Earlier this week, CBS-58 TV reported that K-9 handlers with the Milwaukee Police Department underwent training on how to perform first aid and CPR on their K-9 partners. The training included information on a dog's distinctive physiology such as the fact that a dog's heart is on the right side of the body—not the left like in humans—affecting the positioning for CPR.
One of the interesting elements to the recent news out of Milwaukee was that 14 handlers with MPD are "now equipped with the education to save any dog's life—whether it's helping a choking dog or administering Narcan to a dog who's accidentally sniffed drugs."

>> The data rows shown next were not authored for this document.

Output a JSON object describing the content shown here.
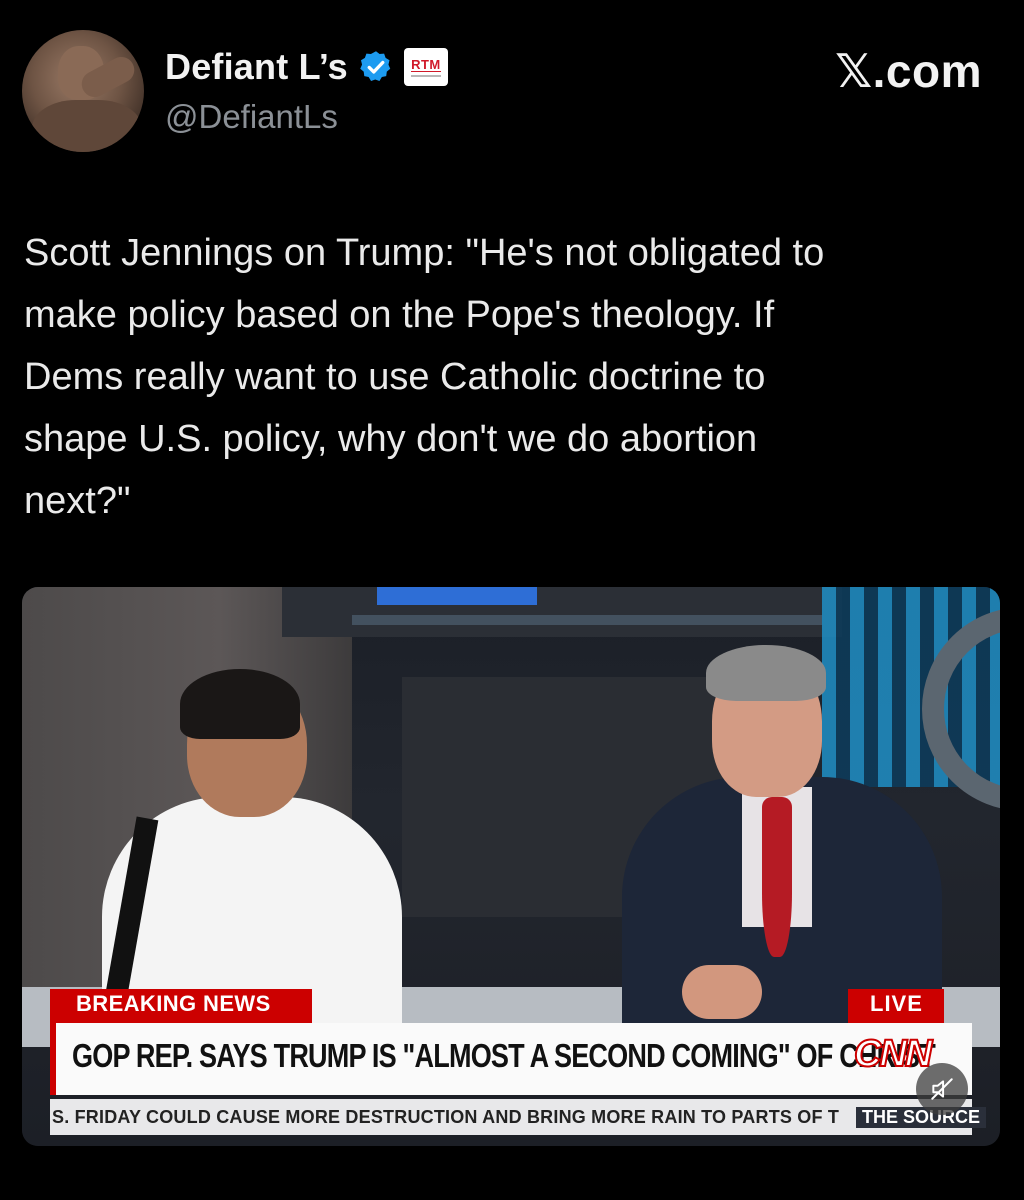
{
  "header": {
    "display_name": "Defiant L’s",
    "handle": "@DefiantLs",
    "brand": "𝕏.com",
    "affiliate_badge": "RTM",
    "verified_icon": "verified-badge-icon"
  },
  "tweet": {
    "text": "Scott Jennings on Trump: \"He's not obligated to\nmake policy based on the Pope's theology. If\nDems really want to use Catholic doctrine to\nshape U.S. policy, why don't we do abortion\nnext?\""
  },
  "video": {
    "breaking_label": "BREAKING NEWS",
    "live_label": "LIVE",
    "headline": "GOP REP. SAYS TRUMP IS \"ALMOST A SECOND COMING\" OF CHRIST",
    "network_logo": "CNN",
    "ticker": "S. FRIDAY COULD CAUSE MORE DESTRUCTION AND BRING MORE RAIN TO PARTS OF T",
    "ticker_source": "THE SOURCE",
    "mute_icon": "muted-speaker-icon"
  },
  "colors": {
    "background": "#000000",
    "verified_blue": "#1d9bf0",
    "cnn_red": "#cc0000"
  }
}
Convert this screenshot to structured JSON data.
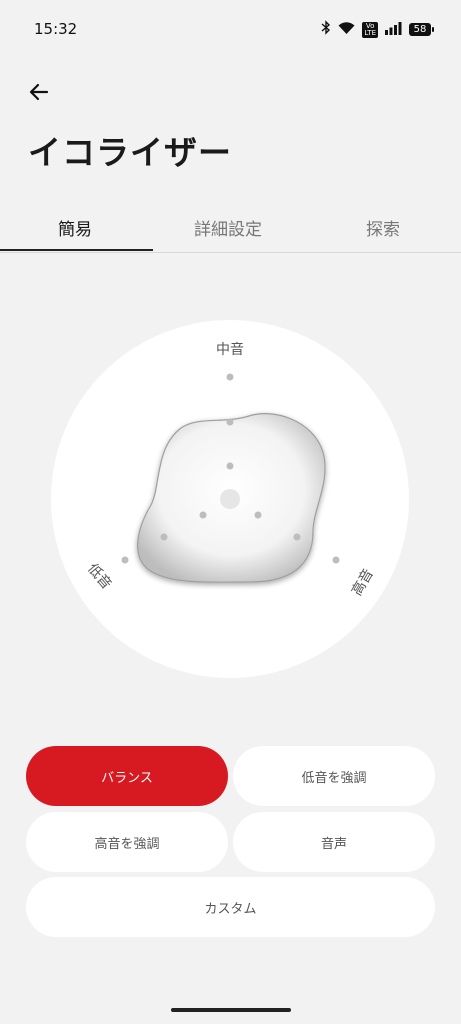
{
  "status_bar": {
    "time": "15:32",
    "volte_label": "Vo\nLTE",
    "battery": "58",
    "icons": [
      "bluetooth-icon",
      "wifi-icon",
      "volte-icon",
      "signal-icon",
      "battery-icon"
    ]
  },
  "page": {
    "back_icon": "arrow-left-icon",
    "title": "イコライザー"
  },
  "tabs": [
    {
      "label": "簡易",
      "active": true
    },
    {
      "label": "詳細設定",
      "active": false
    },
    {
      "label": "探索",
      "active": false
    }
  ],
  "equalizer": {
    "labels": {
      "mid": "中音",
      "bass": "低音",
      "treble": "高音"
    }
  },
  "presets": [
    {
      "label": "バランス",
      "selected": true
    },
    {
      "label": "低音を強調",
      "selected": false
    },
    {
      "label": "高音を強調",
      "selected": false
    },
    {
      "label": "音声",
      "selected": false
    },
    {
      "label": "カスタム",
      "selected": false
    }
  ],
  "colors": {
    "accent": "#d71921",
    "background": "#f2f2f2",
    "card": "#ffffff"
  }
}
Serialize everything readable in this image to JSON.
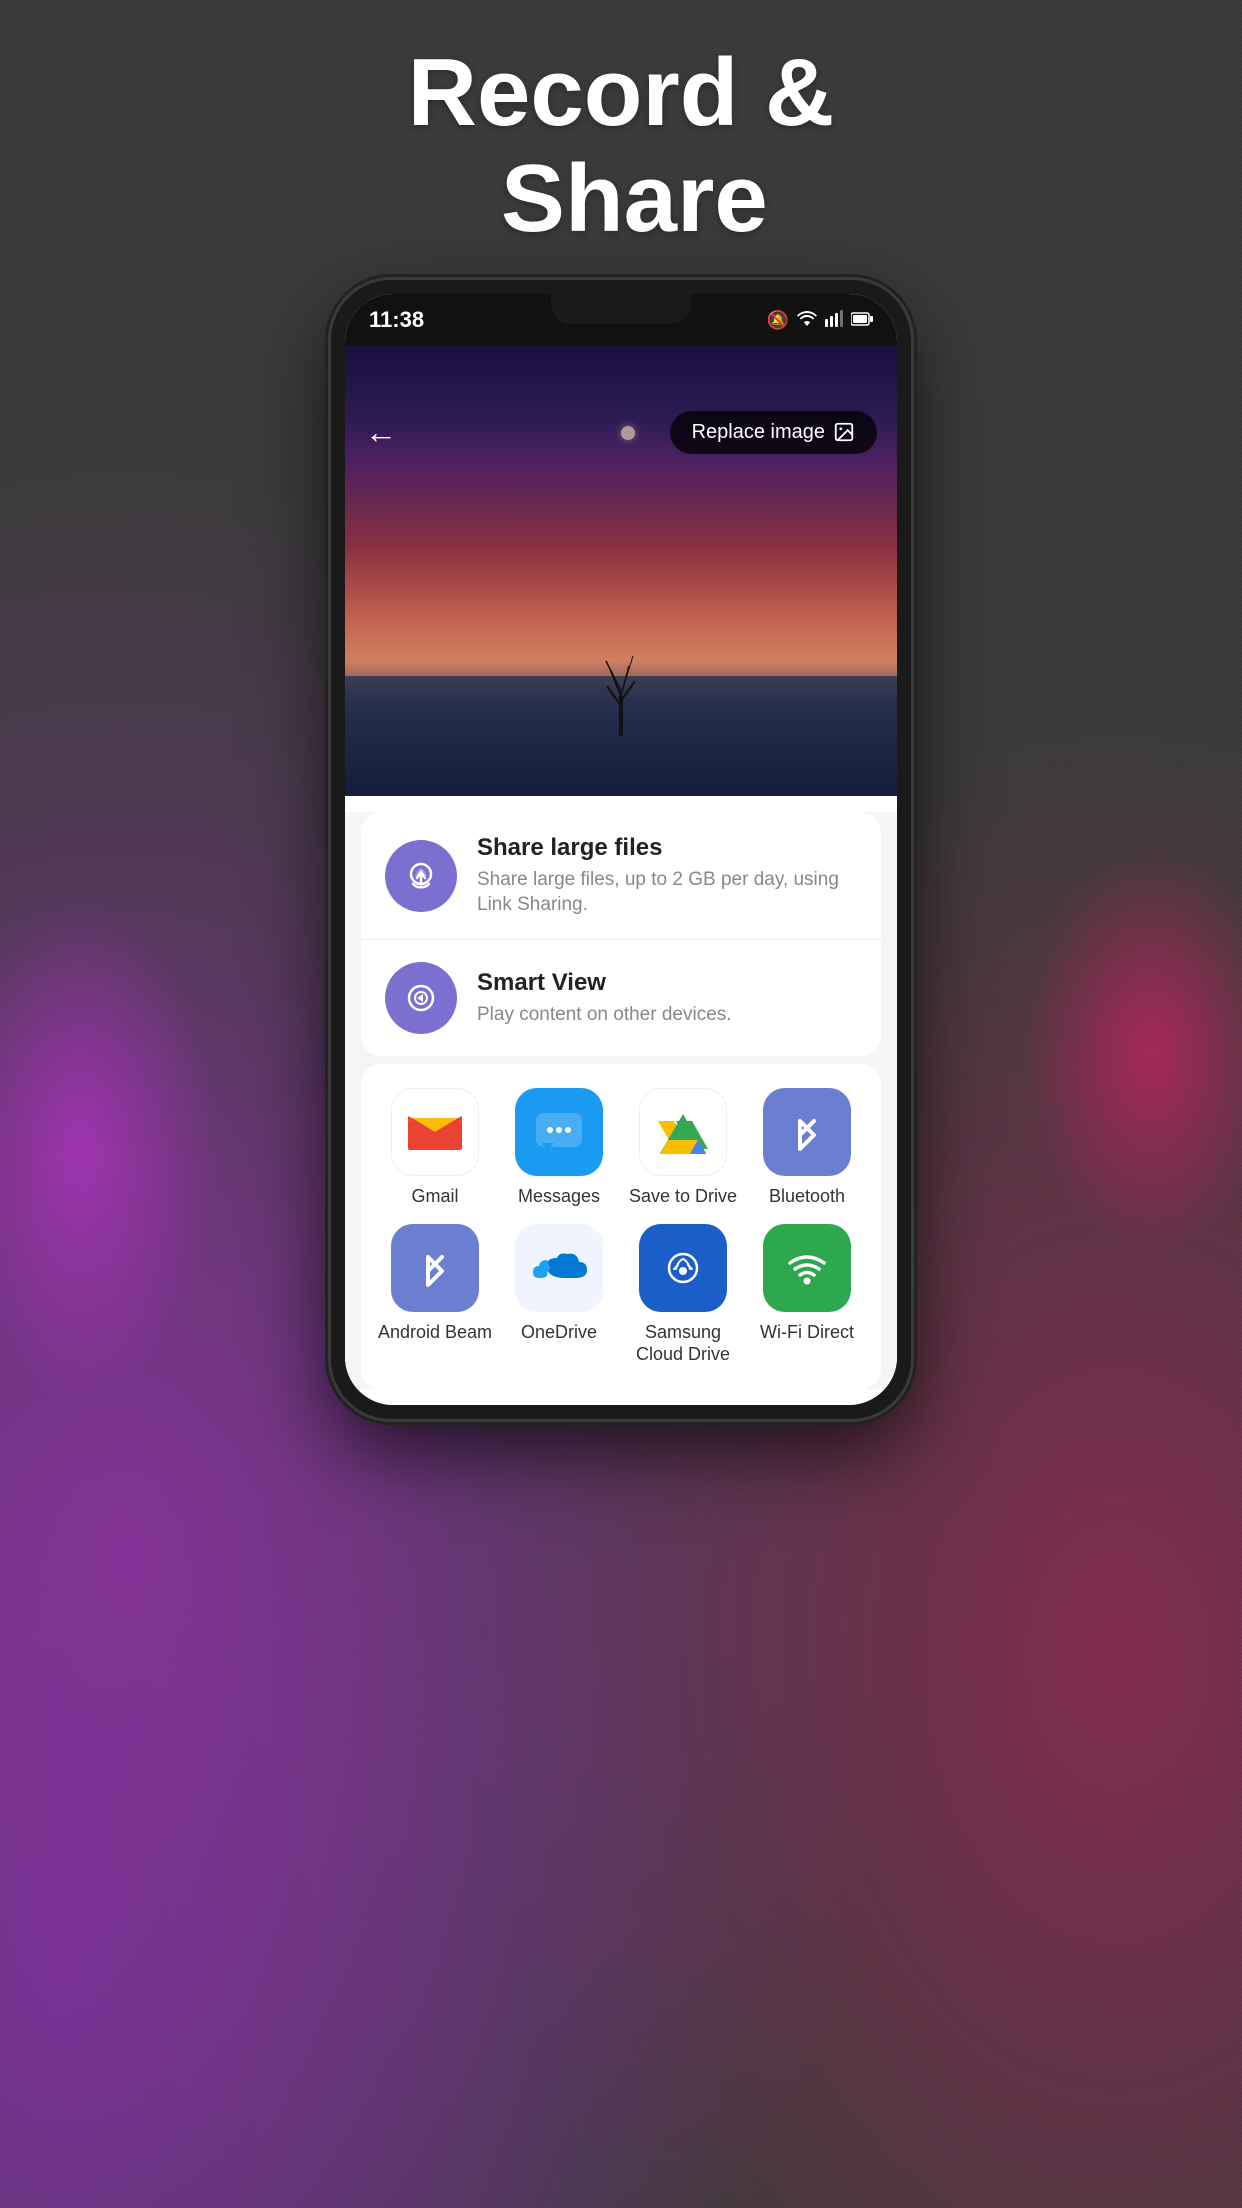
{
  "header": {
    "title": "Record &\nShare"
  },
  "status_bar": {
    "time": "11:38",
    "icons": "🔕 📶 📶 🔋"
  },
  "phone": {
    "toolbar": {
      "back_label": "←",
      "replace_image_label": "Replace image"
    },
    "share_items": [
      {
        "id": "share-large-files",
        "title": "Share large files",
        "description": "Share large files, up to 2 GB per day, using Link Sharing.",
        "icon": "cloud-upload"
      },
      {
        "id": "smart-view",
        "title": "Smart View",
        "description": "Play content on other devices.",
        "icon": "cast"
      }
    ],
    "apps": [
      {
        "id": "gmail",
        "label": "Gmail",
        "color": "gmail-bg"
      },
      {
        "id": "messages",
        "label": "Messages",
        "color": "messages-bg"
      },
      {
        "id": "save-to-drive",
        "label": "Save to Drive",
        "color": "drive-bg"
      },
      {
        "id": "bluetooth",
        "label": "Bluetooth",
        "color": "bluetooth-bg"
      },
      {
        "id": "android-beam",
        "label": "Android Beam",
        "color": "androidbeam-bg"
      },
      {
        "id": "onedrive",
        "label": "OneDrive",
        "color": "onedrive-bg"
      },
      {
        "id": "samsung-cloud-drive",
        "label": "Samsung Cloud Drive",
        "color": "samsung-bg"
      },
      {
        "id": "wifi-direct",
        "label": "Wi-Fi Direct",
        "color": "wifi-bg"
      }
    ]
  }
}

Not long ago in this space we explored the unique training challenges and myriad benefits of police K-9 Units—noting in particular that K-9 training is continual and ongoing. So, too, should training for officers encountering all manner of animals on patrol—from escaped pets to wandering wildlife. Here are some reminders about dealing with animals on patrol.
First and foremost, have handy any and all necessary PPE. Wearing gloves should seem obvious, but there are many dash-cam and body-worn videos of officers dealing with an animal without this basic level of protection. The plastic face masks made so popular during the pandemic are also good tools to have at your disposal.
Furthermore, watch your speed. An animal in pain or in peril is far more likely to "freak out" if the responding officer is not completely calm and deliberately slow in their movement. Any sudden move by officers coming to an animal's rescue could be construed as an attack, and bad things can happen even if the subject in question is a pet house cat.
The best friend of any officer approaching an animal in distress can be a control pole. Again, not every squad car needs to have this essential animal control equipment in the trunk, but having access to one of these simple devices from a responding backup officer is highly recommended.
In the case of wild animals wandering into a residential or commercial neighborhood, the ideal solution is to deploy a tranquilizer gun, put the creature into a slumber, and return it to its natural habitat. This is almost always the exclusive domain of the Animal Control Unit, but putting a tranq gun in the trunk of a supervisor's squad car isn't a bad idea.
Speaking of backup officers and animal control, if your city or town has such a unit it's best to contain the animal and call in the professionals. They have all the necessary equipment and specialized training needed.
When no other alternative is appropriate, officers must be prepared to put an animal down. Many police officers have never been formally trained to shoot an animal—in fact, not every agency trains for this. In rural jurisdictions—where cattle vastly outnumber people—this skill is often learned at a young age. For officers whose off-duty hobby is hunting, the knowledge is gleaned from walking the woods with elder and established hunters telling tall tales.
Police leaders would do well to seek outside assistance from animal experts to help patrol officers be prepared to do what to them might seem anathema—dispatching a defenseless animal.
Educate yourself on the types of animal calls your agency has handled in years past. The seasoned veterans will gladly tell you stories of harrowing—and hilarious—misadventures with the local fauna.
The folks in Florida and Louisiana have alligators, but not elk—their counterparts in Montana and Wyoming have the exact opposite problem.
Animal rescue is incredibly common for law enforcement, so seek the training and tools that prepare you for this nearly certain eventuality.